PROBLEM
Write the entries out in full, matching them exactly.

INPUT DATA
═══

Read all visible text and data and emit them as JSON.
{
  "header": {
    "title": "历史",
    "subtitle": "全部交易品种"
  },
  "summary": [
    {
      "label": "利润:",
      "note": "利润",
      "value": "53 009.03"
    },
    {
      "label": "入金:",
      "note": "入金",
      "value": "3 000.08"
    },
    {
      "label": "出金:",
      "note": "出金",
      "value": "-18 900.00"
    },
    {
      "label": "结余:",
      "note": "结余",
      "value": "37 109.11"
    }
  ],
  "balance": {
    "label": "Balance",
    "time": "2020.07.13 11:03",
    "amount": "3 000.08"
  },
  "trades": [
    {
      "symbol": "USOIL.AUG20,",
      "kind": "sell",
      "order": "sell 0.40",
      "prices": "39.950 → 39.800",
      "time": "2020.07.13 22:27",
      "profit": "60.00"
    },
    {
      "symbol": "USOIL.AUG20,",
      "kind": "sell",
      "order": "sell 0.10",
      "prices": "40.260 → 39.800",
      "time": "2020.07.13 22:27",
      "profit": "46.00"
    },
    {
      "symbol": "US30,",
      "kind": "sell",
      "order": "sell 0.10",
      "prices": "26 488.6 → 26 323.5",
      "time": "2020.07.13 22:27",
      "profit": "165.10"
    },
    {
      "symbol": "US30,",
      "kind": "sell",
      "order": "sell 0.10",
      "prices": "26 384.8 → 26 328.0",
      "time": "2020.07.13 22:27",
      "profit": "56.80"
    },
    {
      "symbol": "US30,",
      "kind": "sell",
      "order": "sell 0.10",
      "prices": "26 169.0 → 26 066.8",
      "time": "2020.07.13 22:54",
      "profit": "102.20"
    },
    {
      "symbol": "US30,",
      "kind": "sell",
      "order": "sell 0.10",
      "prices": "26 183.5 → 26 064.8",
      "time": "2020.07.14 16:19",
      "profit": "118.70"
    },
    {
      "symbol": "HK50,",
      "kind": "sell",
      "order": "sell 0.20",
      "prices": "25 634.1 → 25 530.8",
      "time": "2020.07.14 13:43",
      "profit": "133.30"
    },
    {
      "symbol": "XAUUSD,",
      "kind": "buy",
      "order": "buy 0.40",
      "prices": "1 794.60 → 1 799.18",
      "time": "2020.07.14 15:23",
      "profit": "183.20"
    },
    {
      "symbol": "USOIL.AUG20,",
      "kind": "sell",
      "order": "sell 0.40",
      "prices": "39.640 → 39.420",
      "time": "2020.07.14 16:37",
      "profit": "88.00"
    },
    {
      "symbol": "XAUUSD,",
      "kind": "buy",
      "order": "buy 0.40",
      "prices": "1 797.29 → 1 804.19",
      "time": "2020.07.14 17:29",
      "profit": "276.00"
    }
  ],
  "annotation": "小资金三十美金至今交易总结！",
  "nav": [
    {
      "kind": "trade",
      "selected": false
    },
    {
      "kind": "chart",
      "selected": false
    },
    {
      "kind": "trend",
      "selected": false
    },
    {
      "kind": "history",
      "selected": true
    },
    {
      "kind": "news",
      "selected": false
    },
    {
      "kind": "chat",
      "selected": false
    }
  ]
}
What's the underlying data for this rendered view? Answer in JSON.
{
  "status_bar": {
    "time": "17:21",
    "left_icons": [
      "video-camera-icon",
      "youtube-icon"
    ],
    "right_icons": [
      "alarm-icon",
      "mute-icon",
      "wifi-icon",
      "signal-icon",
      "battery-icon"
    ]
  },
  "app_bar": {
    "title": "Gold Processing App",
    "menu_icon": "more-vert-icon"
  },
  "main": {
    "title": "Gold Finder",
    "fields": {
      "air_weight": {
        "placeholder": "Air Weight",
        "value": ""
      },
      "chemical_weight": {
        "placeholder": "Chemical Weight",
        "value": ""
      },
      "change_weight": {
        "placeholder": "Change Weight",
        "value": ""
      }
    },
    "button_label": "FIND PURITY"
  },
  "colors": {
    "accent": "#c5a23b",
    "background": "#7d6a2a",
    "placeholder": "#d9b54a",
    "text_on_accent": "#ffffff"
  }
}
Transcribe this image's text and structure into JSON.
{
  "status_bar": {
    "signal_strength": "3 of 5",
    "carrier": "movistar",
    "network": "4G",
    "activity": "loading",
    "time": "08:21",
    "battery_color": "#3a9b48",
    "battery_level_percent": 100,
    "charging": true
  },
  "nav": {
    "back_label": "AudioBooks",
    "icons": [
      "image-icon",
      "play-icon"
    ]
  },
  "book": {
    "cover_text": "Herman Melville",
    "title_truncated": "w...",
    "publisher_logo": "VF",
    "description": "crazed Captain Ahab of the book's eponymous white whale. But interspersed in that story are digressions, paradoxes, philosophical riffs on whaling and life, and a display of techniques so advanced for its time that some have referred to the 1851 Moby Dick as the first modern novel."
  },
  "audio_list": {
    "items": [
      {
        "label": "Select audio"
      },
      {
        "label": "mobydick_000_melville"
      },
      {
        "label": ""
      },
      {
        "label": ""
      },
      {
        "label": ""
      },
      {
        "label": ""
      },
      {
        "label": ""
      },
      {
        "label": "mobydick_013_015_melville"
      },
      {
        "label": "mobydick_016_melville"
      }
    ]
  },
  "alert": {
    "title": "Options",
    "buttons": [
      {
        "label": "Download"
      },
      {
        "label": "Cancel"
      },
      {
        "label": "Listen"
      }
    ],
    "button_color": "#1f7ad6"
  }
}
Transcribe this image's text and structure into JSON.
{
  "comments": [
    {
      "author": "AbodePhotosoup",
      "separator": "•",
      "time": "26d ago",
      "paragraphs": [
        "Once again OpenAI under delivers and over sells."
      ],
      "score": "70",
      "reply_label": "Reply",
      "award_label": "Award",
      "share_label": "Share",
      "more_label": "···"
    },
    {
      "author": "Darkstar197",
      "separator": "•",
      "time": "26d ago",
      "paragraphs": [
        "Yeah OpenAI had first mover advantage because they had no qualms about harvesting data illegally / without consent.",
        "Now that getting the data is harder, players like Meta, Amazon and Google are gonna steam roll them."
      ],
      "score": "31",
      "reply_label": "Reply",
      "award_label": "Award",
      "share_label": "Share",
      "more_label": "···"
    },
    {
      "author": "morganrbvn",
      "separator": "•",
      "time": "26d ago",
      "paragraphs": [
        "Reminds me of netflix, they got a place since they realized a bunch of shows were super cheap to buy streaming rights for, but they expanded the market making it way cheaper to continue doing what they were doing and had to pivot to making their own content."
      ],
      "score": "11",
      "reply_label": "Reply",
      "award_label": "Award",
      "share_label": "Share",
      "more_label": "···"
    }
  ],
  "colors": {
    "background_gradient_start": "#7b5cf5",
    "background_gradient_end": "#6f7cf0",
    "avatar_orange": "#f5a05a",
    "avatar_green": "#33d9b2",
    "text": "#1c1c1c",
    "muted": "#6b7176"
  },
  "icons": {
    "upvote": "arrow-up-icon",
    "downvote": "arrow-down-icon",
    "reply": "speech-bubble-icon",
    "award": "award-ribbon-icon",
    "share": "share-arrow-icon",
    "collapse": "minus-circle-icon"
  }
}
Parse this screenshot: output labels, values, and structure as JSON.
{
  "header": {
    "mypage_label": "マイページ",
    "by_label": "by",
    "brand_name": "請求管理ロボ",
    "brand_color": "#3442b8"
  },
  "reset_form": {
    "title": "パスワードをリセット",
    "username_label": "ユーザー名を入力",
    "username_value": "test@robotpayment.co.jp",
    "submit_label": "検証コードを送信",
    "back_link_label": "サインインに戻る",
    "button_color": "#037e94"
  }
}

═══

COMPLETED TASK
Read all visible text and data and emit them as JSON.
{
  "header": {
    "title": "历史",
    "subtitle": "全部交易品种"
  },
  "summary": [
    {
      "label": "利润:",
      "note": "利润",
      "value": "53 009.03"
    },
    {
      "label": "入金:",
      "note": "入金",
      "value": "3 000.08"
    },
    {
      "label": "出金:",
      "note": "出金",
      "value": "-18 900.00"
    },
    {
      "label": "结余:",
      "note": "结余",
      "value": "37 109.11"
    }
  ],
  "balance": {
    "label": "Balance",
    "time": "2020.07.13 11:03",
    "amount": "3 000.08"
  },
  "trades": [
    {
      "symbol": "USOIL.AUG20,",
      "kind": "sell",
      "order": "sell 0.40",
      "prices": "39.950 → 39.800",
      "time": "2020.07.13 22:27",
      "profit": "60.00"
    },
    {
      "symbol": "USOIL.AUG20,",
      "kind": "sell",
      "order": "sell 0.10",
      "prices": "40.260 → 39.800",
      "time": "2020.07.13 22:27",
      "profit": "46.00"
    },
    {
      "symbol": "US30,",
      "kind": "sell",
      "order": "sell 0.10",
      "prices": "26 488.6 → 26 323.5",
      "time": "2020.07.13 22:27",
      "profit": "165.10"
    },
    {
      "symbol": "US30,",
      "kind": "sell",
      "order": "sell 0.10",
      "prices": "26 384.8 → 26 328.0",
      "time": "2020.07.13 22:27",
      "profit": "56.80"
    },
    {
      "symbol": "US30,",
      "kind": "sell",
      "order": "sell 0.10",
      "prices": "26 169.0 → 26 066.8",
      "time": "2020.07.13 22:54",
      "profit": "102.20"
    },
    {
      "symbol": "US30,",
      "kind": "sell",
      "order": "sell 0.10",
      "prices": "26 183.5 → 26 064.8",
      "time": "2020.07.14 16:19",
      "profit": "118.70"
    },
    {
      "symbol": "HK50,",
      "kind": "sell",
      "order": "sell 0.20",
      "prices": "25 634.1 → 25 530.8",
      "time": "2020.07.14 13:43",
      "profit": "133.30"
    },
    {
      "symbol": "XAUUSD,",
      "kind": "buy",
      "order": "buy 0.40",
      "prices": "1 794.60 → 1 799.18",
      "time": "2020.07.14 15:23",
      "profit": "183.20"
    },
    {
      "symbol": "USOIL.AUG20,",
      "kind": "sell",
      "order": "sell 0.40",
      "prices": "39.640 → 39.420",
      "time": "2020.07.14 16:37",
      "profit": "88.00"
    },
    {
      "symbol": "XAUUSD,",
      "kind": "buy",
      "order": "buy 0.40",
      "prices": "1 797.29 → 1 804.19",
      "time": "2020.07.14 17:29",
      "profit": "276.00"
    }
  ],
  "annotation": "小资金三十美金至今交易总结！",
  "nav": [
    {
      "kind": "trade",
      "selected": false
    },
    {
      "kind": "chart",
      "selected": false
    },
    {
      "kind": "trend",
      "selected": false
    },
    {
      "kind": "history",
      "selected": true
    },
    {
      "kind": "news",
      "selected": false
    },
    {
      "kind": "chat",
      "selected": false
    }
  ]
}
What's the underlying data for this rendered view? Answer in JSON.
{
  "status_bar": {
    "time": "17:21",
    "left_icons": [
      "video-camera-icon",
      "youtube-icon"
    ],
    "right_icons": [
      "alarm-icon",
      "mute-icon",
      "wifi-icon",
      "signal-icon",
      "battery-icon"
    ]
  },
  "app_bar": {
    "title": "Gold Processing App",
    "menu_icon": "more-vert-icon"
  },
  "main": {
    "title": "Gold Finder",
    "fields": {
      "air_weight": {
        "placeholder": "Air Weight",
        "value": ""
      },
      "chemical_weight": {
        "placeholder": "Chemical Weight",
        "value": ""
      },
      "change_weight": {
        "placeholder": "Change Weight",
        "value": ""
      }
    },
    "button_label": "FIND PURITY"
  },
  "colors": {
    "accent": "#c5a23b",
    "background": "#7d6a2a",
    "placeholder": "#d9b54a",
    "text_on_accent": "#ffffff"
  }
}
Transcribe this image's text and structure into JSON.
{
  "status_bar": {
    "signal_strength": "3 of 5",
    "carrier": "movistar",
    "network": "4G",
    "activity": "loading",
    "time": "08:21",
    "battery_color": "#3a9b48",
    "battery_level_percent": 100,
    "charging": true
  },
  "nav": {
    "back_label": "AudioBooks",
    "icons": [
      "image-icon",
      "play-icon"
    ]
  },
  "book": {
    "cover_text": "Herman Melville",
    "title_truncated": "w...",
    "publisher_logo": "VF",
    "description": "crazed Captain Ahab of the book's eponymous white whale. But interspersed in that story are digressions, paradoxes, philosophical riffs on whaling and life, and a display of techniques so advanced for its time that some have referred to the 1851 Moby Dick as the first modern novel."
  },
  "audio_list": {
    "items": [
      {
        "label": "Select audio"
      },
      {
        "label": "mobydick_000_melville"
      },
      {
        "label": ""
      },
      {
        "label": ""
      },
      {
        "label": ""
      },
      {
        "label": ""
      },
      {
        "label": ""
      },
      {
        "label": "mobydick_013_015_melville"
      },
      {
        "label": "mobydick_016_melville"
      }
    ]
  },
  "alert": {
    "title": "Options",
    "buttons": [
      {
        "label": "Download"
      },
      {
        "label": "Cancel"
      },
      {
        "label": "Listen"
      }
    ],
    "button_color": "#1f7ad6"
  }
}
Transcribe this image's text and structure into JSON.
{
  "comments": [
    {
      "author": "AbodePhotosoup",
      "separator": "•",
      "time": "26d ago",
      "paragraphs": [
        "Once again OpenAI under delivers and over sells."
      ],
      "score": "70",
      "reply_label": "Reply",
      "award_label": "Award",
      "share_label": "Share",
      "more_label": "···"
    },
    {
      "author": "Darkstar197",
      "separator": "•",
      "time": "26d ago",
      "paragraphs": [
        "Yeah OpenAI had first mover advantage because they had no qualms about harvesting data illegally / without consent.",
        "Now that getting the data is harder, players like Meta, Amazon and Google are gonna steam roll them."
      ],
      "score": "31",
      "reply_label": "Reply",
      "award_label": "Award",
      "share_label": "Share",
      "more_label": "···"
    },
    {
      "author": "morganrbvn",
      "separator": "•",
      "time": "26d ago",
      "paragraphs": [
        "Reminds me of netflix, they got a place since they realized a bunch of shows were super cheap to buy streaming rights for, but they expanded the market making it way cheaper to continue doing what they were doing and had to pivot to making their own content."
      ],
      "score": "11",
      "reply_label": "Reply",
      "award_label": "Award",
      "share_label": "Share",
      "more_label": "···"
    }
  ],
  "colors": {
    "background_gradient_start": "#7b5cf5",
    "background_gradient_end": "#6f7cf0",
    "avatar_orange": "#f5a05a",
    "avatar_green": "#33d9b2",
    "text": "#1c1c1c",
    "muted": "#6b7176"
  },
  "icons": {
    "upvote": "arrow-up-icon",
    "downvote": "arrow-down-icon",
    "reply": "speech-bubble-icon",
    "award": "award-ribbon-icon",
    "share": "share-arrow-icon",
    "collapse": "minus-circle-icon"
  }
}
Parse this screenshot: output labels, values, and structure as JSON.
{
  "header": {
    "mypage_label": "マイページ",
    "by_label": "by",
    "brand_name": "請求管理ロボ",
    "brand_color": "#3442b8"
  },
  "reset_form": {
    "title": "パスワードをリセット",
    "username_label": "ユーザー名を入力",
    "username_value": "test@robotpayment.co.jp",
    "submit_label": "検証コードを送信",
    "back_link_label": "サインインに戻る",
    "button_color": "#037e94"
  }
}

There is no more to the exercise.